Kafka, who published little during his short life, bequeathed his writings to friend Max Brod saying burn them. Brod didn’t. The world is more Kafkaesque because of it.

Not the least of Brod’s challenges was putting together fragments that turned out into Kafka’s posthumous novels Der Prozess “The Trial” and Das Schloss “The Castle.” The author’s style was such they might fit in any order; each piece on its own had that much integrity. Neither “The Trial” nor “Castle” had an apparent ending.

As a lawyer, Kafka especially loved depicting the legal process as surreal, baffling and upside-down. A Zurich district court ruling last week about his remaining manuscripts, scattered since Brod’s death in 1968, proved fitting.

The court upheld past Israeli court rulings that safe deposit boxes of Kafka’s writings could be opened and shipped to Israel’s National Library. There they’d join works the Israeli Supreme Court stripped from a family’s collection of unpublished manuscripts, some of which had been hidden in a squalid, cat-filled Tel Aviv apartment.

“The absurdity of the trials,” said Benjamin Balint, author of “Kafka’s Last Trial” which chronicles the ruckus, “is they were over an estate that nobody knew what it contained.”

Experts speculate the cache includes endings to “The Trial,” “Castle” and other key works. Assuming Kafka meant them to end.

“It’s only because of their stupidity that they’re able to be so sure of themselves,” Kafka wrote of authorities, all mysterious, in “The Trial.” “Everything you say,” he went on in “Description of a Struggle,” “is boring and incomprehensible. But that alone doesn’t make it true.”

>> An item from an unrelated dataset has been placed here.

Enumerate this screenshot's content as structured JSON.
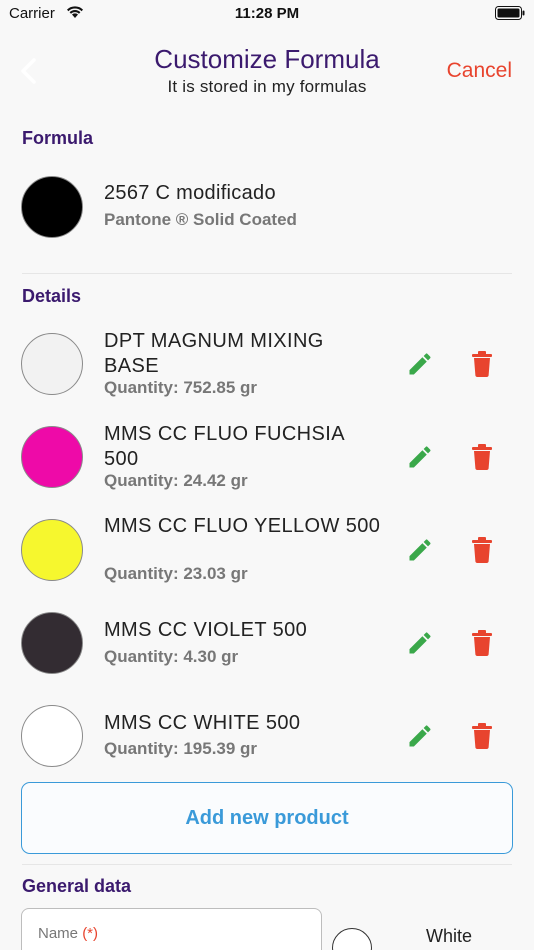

Since I’m not Kafka, I should end this. “United we stand, divided we fall,” said some cut-up. “You can’t have a hole without parts,” I say.